UNDP and Global Fund Strategies

A number of key partners in the response to HIV, TB and malaria, as well as other diseases, recognize the importance of promoting a rights-based approach. A number of UN, UNDP and health partner strategies[1]—which guide UNDP’s work—explicitly mention the importance of promoting a rights-based and gender-sensitive approach to achieving the Sustainable Development Goals (SDGs).  The HIV, Health and Development Strategy 2016-2021: Connecting the Dots elaborates UNDP’s core work in reducing inequalities and social exclusion that drive HIV and poor health, promoting effective and inclusive governance for health, and building resilient and sustainable systems for health. UNDP also contributes through its coordinating and convening role in bringing together multiple partners and resources at national and local levels

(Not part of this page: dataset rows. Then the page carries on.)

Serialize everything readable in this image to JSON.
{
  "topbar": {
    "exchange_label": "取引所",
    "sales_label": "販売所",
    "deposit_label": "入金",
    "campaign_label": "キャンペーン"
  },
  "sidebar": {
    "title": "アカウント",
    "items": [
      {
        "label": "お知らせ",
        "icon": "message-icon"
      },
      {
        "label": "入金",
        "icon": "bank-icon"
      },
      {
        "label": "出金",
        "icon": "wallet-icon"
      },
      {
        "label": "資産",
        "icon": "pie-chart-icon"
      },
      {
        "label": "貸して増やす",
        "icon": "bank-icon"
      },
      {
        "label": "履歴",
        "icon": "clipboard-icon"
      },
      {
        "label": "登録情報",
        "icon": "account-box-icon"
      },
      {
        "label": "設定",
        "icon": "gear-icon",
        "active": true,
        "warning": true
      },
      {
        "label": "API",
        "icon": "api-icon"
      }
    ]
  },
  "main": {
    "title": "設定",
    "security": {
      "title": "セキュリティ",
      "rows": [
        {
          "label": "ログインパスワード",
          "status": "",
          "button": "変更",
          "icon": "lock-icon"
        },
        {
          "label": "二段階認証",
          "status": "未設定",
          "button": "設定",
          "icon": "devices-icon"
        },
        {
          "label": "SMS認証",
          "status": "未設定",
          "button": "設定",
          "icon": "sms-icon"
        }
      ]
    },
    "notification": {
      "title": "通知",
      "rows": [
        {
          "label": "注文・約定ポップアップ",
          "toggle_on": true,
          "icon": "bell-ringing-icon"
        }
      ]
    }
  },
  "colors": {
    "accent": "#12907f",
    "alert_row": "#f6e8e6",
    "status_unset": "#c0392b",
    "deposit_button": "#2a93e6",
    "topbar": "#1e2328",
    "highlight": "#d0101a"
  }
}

In the context of Global Fund grants, this is especially relevant for SDG 3:  Ensure healthy lives and promote well-being for all at all ages, which must be interpreted in light of the commitments under the cross-cutting Goal 5 on gender equality and women’s empowerment. Such an approach will help to ensure the sustainability of HIV results and support the achievement of the goals of the UNAIDS Strategy 2016-2021, the Global Fund Strategy 2017-2021 and contribute to progress on the SDGs.

In particular, the Global Fund’s Strategic Objective #3, for the 2017-2022 Strategy, calls for investments to “promote and protect human rights and gender equality.”  Strategic Objective # 3 is further developed in operational objectives, which call for: scaling-up programmes to support women and girls, including programmess to advance sexual and reproductive health and rights; investing to reduce health inequities including gender- and age-related disparities; introducing and scaling up programmes that remove human rights barriers to accessing HIV, TB and malaria services; supporting meaningful participation of key and vulnerable populations and networks in Global Fund-related processes; and integrating human rights considerations throughout the grant cycle and in policies and policymaking processes.

 

[1]UNDP’s work in HIV and health is guided by the 2030 Agenda for Sustainable Development, the UNDP Strategic Plan 2014–2017, the UNDP Global Programme 2014–2017 and related Regional Programmes, as well as complementary UNDP strategies such as the Gender Equality Strategy 2014–2017, the Youth Strategy 2014–2017 and the UNDP Strategy on Civil Society and Civic Engagement. The work is also consistent with relevant partner strategies, including the UNAIDS Strategy 2016–2021 ‘On the Fast-Track to End AIDS’, the Global Fund Strategy 2017–2022 ‘Investing to End Epidemics’, the WHO Framework Convention on Tobacco Control (2005), the Global Action Plan for the Prevention and Control of Non-Communicable Diseases 2013-2020 and the Every Woman, Every Child initiative of the United Nations.